   Cockchafers (Melolontha melolontha and Melolontha hppocastani) are some of the most damaging forest insect pests in Europe. This study evaluated environmental factors that influence the occurrence of cockchafer grubs in forests, including location of the stand relative to open space, the stage of stand development, tree species composition, canopy openness, and cover of forest floor vegetation. To determine grub infestation in soil and to characterise forest stands, 300 sampling pits (1×0.5×0.5 m) were excavated in 12 stands in major centres of Melolontha spp. outbreak in Poland. A hurdle regression model was used to analyse the dependence of the occurrence of cockchafer grubs on environmental factors. Our results show that the boundary between open space and forest is associated with a significantly higher probability of occurrence of cockchafer grubs. Stands adjacent to meadows are particularly susceptible to infestation. The high numbers of grubs predicted by the model were observed in most stages of stand development.
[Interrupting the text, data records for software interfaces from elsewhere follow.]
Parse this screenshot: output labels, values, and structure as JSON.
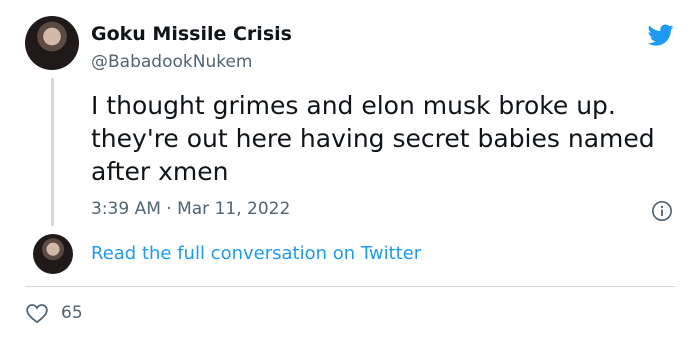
{
  "tweet": {
    "author_name": "Goku Missile Crisis",
    "author_handle": "@BabadookNukem",
    "text": "I thought grimes and elon musk broke up.\nthey're out here having secret babies named\nafter xmen",
    "timestamp": "3:39 AM · Mar 11, 2022",
    "read_link": "Read the full conversation on Twitter",
    "like_count": "65"
  },
  "icons": {
    "brand": "twitter-bird-icon",
    "info": "info-icon",
    "like": "heart-icon"
  },
  "colors": {
    "accent": "#1d9bf0",
    "secondary_text": "#536471",
    "primary_text": "#0f1419",
    "divider": "#cfd9de"
  }
}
Characteristics associated with increased numbers of cockchafer grubs included moderate canopy openness (21–35%) and the presence of dense vegetation cover (>75%). Stands containing beech, birch and oak had slightly more cockchafers than stands containing pine, for which the predicted number of grubs was significantly lower.

Keywords: Hurdle model, Melolontha melolontha, Melolontha hippocastani, Phytoclimate, Stand canopy openness, Stage of stand development.